Nations, that they make Returns to Europe; and if these Nations did not return in Time, all the Western Indians would look on the French as loft, and consequently would make Peace with the Five Nations, and perhaps join in the Deftruction of Canada.
Captain la Forest, with one hundred and ten Men, was sent to conduct the Utawawas Home ; he carried with him considerable Presents sent by the King of France, to confirm these Nations in the French Interest.
Two Indian Prisoners, taken at la Prairie, were given to the Utawawas, and carried with them, to confirm the Stories they were to tell of their Successes against the English and Five Nations. These poor Men were there burnt alive, and if I should add, that it was done by the French Instigation, what I shall relate by and by will clear me of the Want of Charity. I believe it was so, in order to rivet the Hatred between these people and the Five Nations.
The Five Nations continued their Incurfions all Winter on Canada. Forty of the Mohawks fell upon Fort Vercheres, and carried off twenty of the Inhabitants ; but the Alarm reaching Montreal, Mr. de Crizaei, with one hundred Men of the regular Troops, was sent in Pursuit of them, who recovered most of the Prisoners.
The Count de Frontenac being informed, that a considerable Party of the Five Nations hunted Bever on the Neck of Land between Cadarackui Lake and Lake Erie, with great Security, resolved to give them a better Opinion of the Strength and Courage of the French. For this purpose he sent three hundred and twelve Men to furprise them, under the Command of Mr. Beaucour, a young Gentleman. The Praying Indians of Montreal were of the Party. This Expedition being in the Winter,
they they were obliged to undergo cruel Fatigues, while they marched on the Snow with Snow Shoes, and carried all their Provision on their Backs. . Several of the French had their Feet frozen, which obliged fifteen to return, with some old Indians, that could not bear the Fatigue ; and it was with much Difficulty that Beaucour could persuade the rest to continue their March. After a March to a surprizing Distance, at that Season of the Year, they surprised eighty of the Five Nations, who notwithstanding made a brave Defence, and did not run before they left most of their Men dead on the Spot. Three Women were made Prisoners, with whom the French immediately turned back to Montreal.

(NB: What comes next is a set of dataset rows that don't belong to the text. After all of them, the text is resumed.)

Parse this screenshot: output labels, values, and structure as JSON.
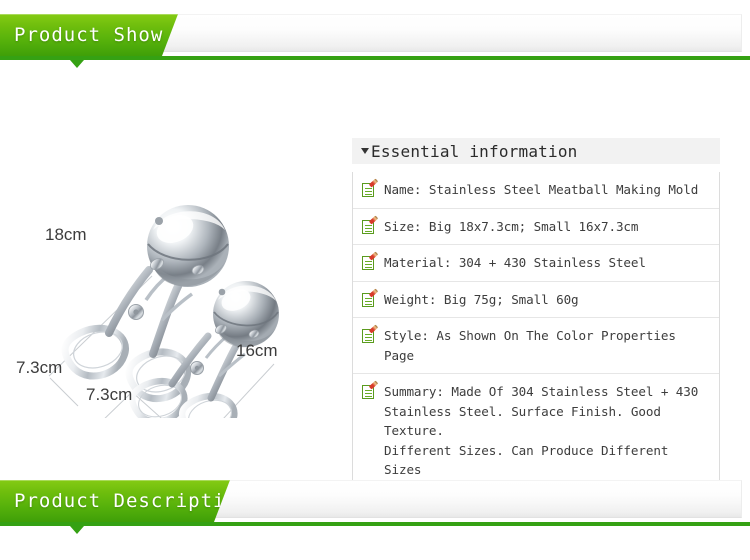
{
  "sections": {
    "top_banner": {
      "label": "Product Show",
      "tab_color_light": "#85cb14",
      "tab_color_dark": "#3f9f08",
      "rule_color": "#35a113"
    },
    "bottom_banner": {
      "label": "Product Description",
      "tab_color_light": "#85cb14",
      "tab_color_dark": "#3f9f08",
      "rule_color": "#35a113"
    }
  },
  "product_photo": {
    "alt": "Two stainless steel meatball making molds, large and small",
    "dimension_labels": [
      {
        "text": "18cm",
        "position": "upper-left"
      },
      {
        "text": "7.3cm",
        "position": "lower-left"
      },
      {
        "text": "7.3cm",
        "position": "bottom-center"
      },
      {
        "text": "16cm",
        "position": "lower-right"
      }
    ]
  },
  "spec_panel": {
    "header": "Essential information",
    "header_bg": "#f2f2f2",
    "rows": [
      {
        "icon": "note-icon",
        "text": "Name: Stainless Steel Meatball Making Mold"
      },
      {
        "icon": "note-icon",
        "text": "Size: Big 18x7.3cm; Small 16x7.3cm"
      },
      {
        "icon": "note-icon",
        "text": "Material: 304 + 430 Stainless Steel"
      },
      {
        "icon": "note-icon",
        "text": "Weight: Big 75g; Small 60g"
      },
      {
        "icon": "note-icon",
        "text": "Style: As Shown On The Color Properties Page"
      },
      {
        "icon": "note-icon",
        "text": "Summary: Made Of 304 Stainless Steel + 430\nStainless Steel. Surface Finish. Good Texture.\nDifferent Sizes. Can Produce Different Sizes\nOf Meatballs. Health And Convenient."
      }
    ]
  }
}
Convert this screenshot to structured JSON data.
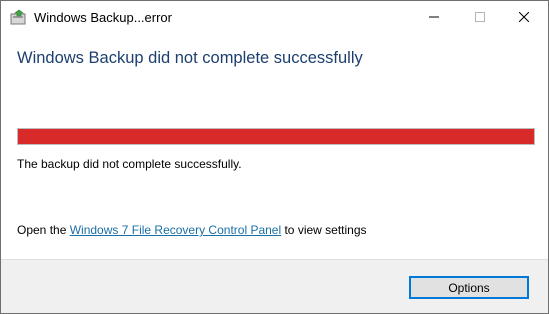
{
  "window": {
    "title": "Windows Backup...error",
    "icon": "windows-backup-icon"
  },
  "caption_buttons": {
    "minimize": "minimize-icon",
    "maximize": "maximize-icon",
    "close": "close-icon"
  },
  "main": {
    "heading": "Windows Backup did not complete successfully",
    "progress_fraction": 1.0,
    "progress_color": "#d92a2a",
    "status": "The backup did not complete successfully.",
    "open_prefix": "Open the ",
    "open_link": "Windows 7 File Recovery Control Panel",
    "open_suffix": " to view settings"
  },
  "footer": {
    "options_label": "Options"
  },
  "colors": {
    "heading": "#1d3f6d",
    "link": "#1a6fa7",
    "button_focus": "#0078d7"
  }
}
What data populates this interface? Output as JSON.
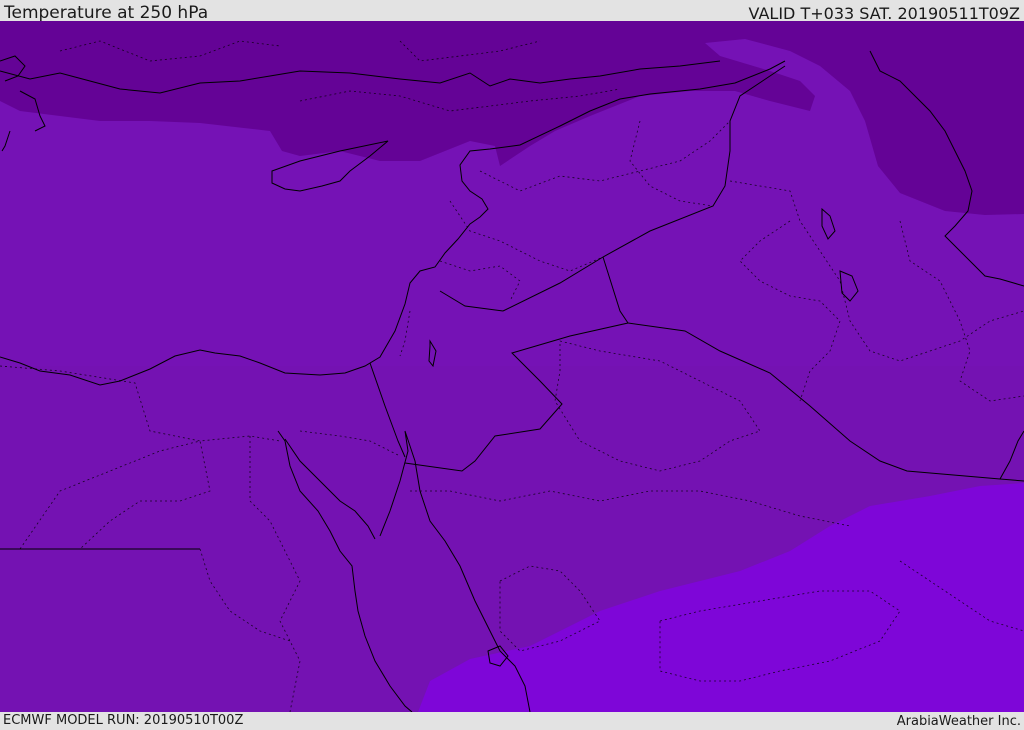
{
  "header": {
    "title": "Temperature at 250 hPa",
    "valid": "VALID T+033 SAT. 20190511T09Z"
  },
  "footer": {
    "model_run": "ECMWF MODEL RUN: 20190510T00Z",
    "credit": "ArabiaWeather Inc."
  },
  "map": {
    "colors": {
      "base": "#7512b5",
      "north_cold": "#640396",
      "south_warm": "#7e06d8",
      "boundary": "#000000"
    }
  }
}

Some ftragling Parties went towards Albany, but did no more Mischief than killing two or three stragling Persons, and alarming the Country.
The Trade to Misilimakinak being still intirely ftopt, by the Parties of the Five Nations investing Cadarackui River, by which, and Cadarackui Lake, the Passage in Canoes is made to the Western Indians, Captain la Noue, with a Command of the regular Troops, was ordered early in the Spring to guard the Traders through that Passage; but when he reached the Falls de Calumette, he difcovered the Enemy, and returned faster than he
La Noue had Orders, a second Time to attempt this Passage, and went as far as the River du Lievre (thirty Leagues from Montreal) without any ObItruction, but there discovering several Canoes of the Five Nations, he went back as fast as before.
The Quatoghies arid the Bullheads * having informed the French of another smaller River, which falls into Cadarackui River, and runs to the North, ward of it, by which a Passage might be made to
5* The Bullheads are said to be cowardly People.